Jack Everly and the BSO, accompanied
by the Baltimore Choral Arts Society, with Director Tom Hall, paid homage to film composers of past and present last night
before an appreciative audience at Strathmore Music Center (repeats 10/9-11 at the Meyerhoff in Baltimore). In an ambitious
program that covered 18 scores from a dozen composers, Mr. Everly gave these unsung heroes of the cinema their due.
Mixing music with commentary from the podium, the maestro provided a droll and engaging introduction to each piece,
with something about the movie, composer, technical accomplishments of the medium, and from time to time, even threw in a
bit of movie trivia.
Some of the big guns were trotted out: Lawrence of Arabia (Maurice Jarre), Star
Wars (John Williams), Gone With The Wind (Max Steiner), Ben-Hur (Miklós Rózsa), and Titanic
(James Horner); but also some forgotten gems: Blue Max (Jerry Goldsmith), Paradise Road (Ross Edwards),
and Around the World in 80 Days (Victor Young).
Music is often the overlooked component of film. Created
to heighten emotion and move the story along, these works stand alone in their own right as musical accomplishments. However,
we're so busy making sense of what's going on in front of our eyes, and processing it, that we tend to miss the sound,
especially if it's underscored. We all know John Williams but how about Messrs. Steiner, Newman (not with an E),
Goldsmith, and Rózsa, and yet these are among the greatest movie composers in history.
epic nature of the programming, every square foot of stage and beyond was crammed with musicians, instruments, and singers.
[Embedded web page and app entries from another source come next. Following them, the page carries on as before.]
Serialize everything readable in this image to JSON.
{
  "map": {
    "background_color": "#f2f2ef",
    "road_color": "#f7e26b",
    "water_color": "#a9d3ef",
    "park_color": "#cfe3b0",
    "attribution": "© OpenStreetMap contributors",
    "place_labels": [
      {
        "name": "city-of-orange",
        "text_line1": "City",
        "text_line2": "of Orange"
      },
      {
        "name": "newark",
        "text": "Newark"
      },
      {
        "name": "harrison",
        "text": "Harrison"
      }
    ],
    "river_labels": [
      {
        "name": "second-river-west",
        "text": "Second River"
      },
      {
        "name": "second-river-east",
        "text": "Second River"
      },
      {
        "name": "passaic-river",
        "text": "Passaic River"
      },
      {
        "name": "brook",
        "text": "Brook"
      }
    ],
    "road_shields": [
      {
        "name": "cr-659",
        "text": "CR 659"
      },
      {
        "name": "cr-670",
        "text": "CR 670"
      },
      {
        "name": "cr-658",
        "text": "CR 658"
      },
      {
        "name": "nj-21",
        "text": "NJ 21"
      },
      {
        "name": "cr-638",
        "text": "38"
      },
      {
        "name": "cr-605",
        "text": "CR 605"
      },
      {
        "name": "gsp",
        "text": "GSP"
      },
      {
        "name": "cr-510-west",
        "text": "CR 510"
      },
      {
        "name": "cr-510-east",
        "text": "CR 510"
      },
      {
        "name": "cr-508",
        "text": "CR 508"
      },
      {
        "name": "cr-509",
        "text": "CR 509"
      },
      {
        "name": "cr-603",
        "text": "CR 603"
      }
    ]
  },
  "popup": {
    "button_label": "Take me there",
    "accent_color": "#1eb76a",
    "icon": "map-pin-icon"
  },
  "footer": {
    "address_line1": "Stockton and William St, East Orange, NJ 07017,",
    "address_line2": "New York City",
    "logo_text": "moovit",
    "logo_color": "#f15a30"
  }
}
Mr. Everly put them through their paces; and BSO showed their stuff. The orchestra, conductor, and chorus were
pretty much on the same page. These lush strings were reminiscent of Eugene Ormandy's Philadelphia Orchestra Sound.
Crisply played throughout, the grandeur and range of the pieces were tellingly accentuated by the horns and percussion
instruments, the latter placed stage right. Choristers gave inspirational texture to the performance - at times spiritual,
at times uplifting. This was especially true in the rendition of "The Lord's Prayer" from King
of Kings (Miklós Rózsa), the "Largo" from Dvorak's New World Symphony from Paradise
Road, and with apologies to Celine Dion, most effective in Titanic's "My Heart Will Go On."
The first half concluded with music from How The West Was Won (Alfred Newman), while the finale for the second
part, from Star Wars, brought many in the crowd to their feet, and drew an encore, "Auld Lang Syne, from Paradise Road," a toast for the times and for better days ahead.
wise, I thought the program might have been arranged around blocks of music, either by composer or theme, with several works
played in succession. As it stands, the flow is broken somewhat; with so many stops in the action, the audience has to pull
back, just when the going gets good. I also felt that the orchestra drowned out the chorus to a noticeable degree in
the closing two pieces.
Mr. Everly has certainly given me some thoughts for my DVD rental queue, if not for my next
trip to the library. With my head buried in the theater, I'd forgotten how good orchestral music sounds with its wonderful
dynamic range, when heard at a live event. I'm looking forward to a future recording of what I heard last night;
it will provide some pleasant memories and give me an opportunity to upgrade my sound system!
Sound check: Surprisingly
moderate sound levels with so many musicians and instruments in this unamplified musical performance
Highly recommended, 3 ½ hands; satisfying musically, as entertainment and education
Program notes: Good,
might have benefited from performance list and director or musicologist notes
Runtime: About 2 hours, with and intermission
Photo credits: Peter Throm
Copyright by John F. Glass October 9, 2009
All rights reserved
Below is the
program I jotted down last night (any mistakes are my own)
"Horray for Hollywood" (Richard
Whiting, Lyrics Johnny Mercer)
Gone With The Wind (Max Steiner)
Ben-Hur (Miklós Rózsa)
King of Kings (Miklós Rózsa)
Exodus (Ernest Gold)
Blue Max (Jerry Goldsmith)
Empire of the Sun (John Williams)
West Was Won (Alfred Newman)
Around the World
in 80 Days (Victor Young)
Lawrence of Arabia (Maurice Jarre)
Lord of the Rings (Howard
Saving Private Ryan (John Williams)
Paradise Road (Ross Edwards) - arranged
Largo from Dvorak's New World Symphony
Star Trek (Michael Giacchino)
Star Wars (John Williams) - Finale
"Auld Lang Syne" from Paradise Road (Ross
Edwards) - Encore
(Second Half also includes Twentieth Century Fox Fanfare by Alfred Newman)